Page and application data records
┄┄┄┄┄┄┄┄┄┄
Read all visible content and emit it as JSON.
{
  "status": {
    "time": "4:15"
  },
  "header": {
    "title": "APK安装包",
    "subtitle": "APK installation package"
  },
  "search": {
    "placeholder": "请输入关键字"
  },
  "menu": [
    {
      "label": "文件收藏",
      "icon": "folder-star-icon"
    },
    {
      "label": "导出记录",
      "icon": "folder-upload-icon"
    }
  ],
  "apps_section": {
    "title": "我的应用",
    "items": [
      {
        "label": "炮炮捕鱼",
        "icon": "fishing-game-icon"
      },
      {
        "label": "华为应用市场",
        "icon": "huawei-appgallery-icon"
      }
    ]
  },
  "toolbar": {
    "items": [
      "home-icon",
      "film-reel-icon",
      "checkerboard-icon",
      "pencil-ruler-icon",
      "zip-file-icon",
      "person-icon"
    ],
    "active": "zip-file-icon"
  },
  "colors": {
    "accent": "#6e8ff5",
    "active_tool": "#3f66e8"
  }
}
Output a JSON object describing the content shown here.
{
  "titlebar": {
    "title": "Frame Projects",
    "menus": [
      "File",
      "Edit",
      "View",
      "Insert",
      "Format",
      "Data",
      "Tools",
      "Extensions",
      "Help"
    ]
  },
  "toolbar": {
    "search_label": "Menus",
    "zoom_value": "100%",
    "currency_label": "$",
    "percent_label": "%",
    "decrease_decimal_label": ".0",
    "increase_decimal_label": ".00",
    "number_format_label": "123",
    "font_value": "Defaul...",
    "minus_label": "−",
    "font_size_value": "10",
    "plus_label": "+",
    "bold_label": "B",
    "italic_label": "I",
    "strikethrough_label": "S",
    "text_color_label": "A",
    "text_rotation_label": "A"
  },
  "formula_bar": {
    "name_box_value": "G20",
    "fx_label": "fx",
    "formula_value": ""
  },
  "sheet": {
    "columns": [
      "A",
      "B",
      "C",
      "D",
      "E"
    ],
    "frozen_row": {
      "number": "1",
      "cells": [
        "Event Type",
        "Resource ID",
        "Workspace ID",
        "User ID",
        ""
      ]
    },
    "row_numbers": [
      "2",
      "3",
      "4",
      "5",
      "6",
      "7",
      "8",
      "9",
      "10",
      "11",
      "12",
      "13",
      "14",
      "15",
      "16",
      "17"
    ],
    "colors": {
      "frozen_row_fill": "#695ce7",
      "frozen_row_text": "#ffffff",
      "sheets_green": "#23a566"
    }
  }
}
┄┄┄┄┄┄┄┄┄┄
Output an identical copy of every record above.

Read all visible content and emit it as JSON.
{
  "status": {
    "time": "4:15"
  },
  "header": {
    "title": "APK安装包",
    "subtitle": "APK installation package"
  },
  "search": {
    "placeholder": "请输入关键字"
  },
  "menu": [
    {
      "label": "文件收藏",
      "icon": "folder-star-icon"
    },
    {
      "label": "导出记录",
      "icon": "folder-upload-icon"
    }
  ],
  "apps_section": {
    "title": "我的应用",
    "items": [
      {
        "label": "炮炮捕鱼",
        "icon": "fishing-game-icon"
      },
      {
        "label": "华为应用市场",
        "icon": "huawei-appgallery-icon"
      }
    ]
  },
  "toolbar": {
    "items": [
      "home-icon",
      "film-reel-icon",
      "checkerboard-icon",
      "pencil-ruler-icon",
      "zip-file-icon",
      "person-icon"
    ],
    "active": "zip-file-icon"
  },
  "colors": {
    "accent": "#6e8ff5",
    "active_tool": "#3f66e8"
  }
}
Output a JSON object describing the content shown here.
{
  "titlebar": {
    "title": "Frame Projects",
    "menus": [
      "File",
      "Edit",
      "View",
      "Insert",
      "Format",
      "Data",
      "Tools",
      "Extensions",
      "Help"
    ]
  },
  "toolbar": {
    "search_label": "Menus",
    "zoom_value": "100%",
    "currency_label": "$",
    "percent_label": "%",
    "decrease_decimal_label": ".0",
    "increase_decimal_label": ".00",
    "number_format_label": "123",
    "font_value": "Defaul...",
    "minus_label": "−",
    "font_size_value": "10",
    "plus_label": "+",
    "bold_label": "B",
    "italic_label": "I",
    "strikethrough_label": "S",
    "text_color_label": "A",
    "text_rotation_label": "A"
  },
  "formula_bar": {
    "name_box_value": "G20",
    "fx_label": "fx",
    "formula_value": ""
  },
  "sheet": {
    "columns": [
      "A",
      "B",
      "C",
      "D",
      "E"
    ],
    "frozen_row": {
      "number": "1",
      "cells": [
        "Event Type",
        "Resource ID",
        "Workspace ID",
        "User ID",
        ""
      ]
    },
    "row_numbers": [
      "2",
      "3",
      "4",
      "5",
      "6",
      "7",
      "8",
      "9",
      "10",
      "11",
      "12",
      "13",
      "14",
      "15",
      "16",
      "17"
    ],
    "colors": {
      "frozen_row_fill": "#695ce7",
      "frozen_row_text": "#ffffff",
      "sheets_green": "#23a566"
    }
  }
}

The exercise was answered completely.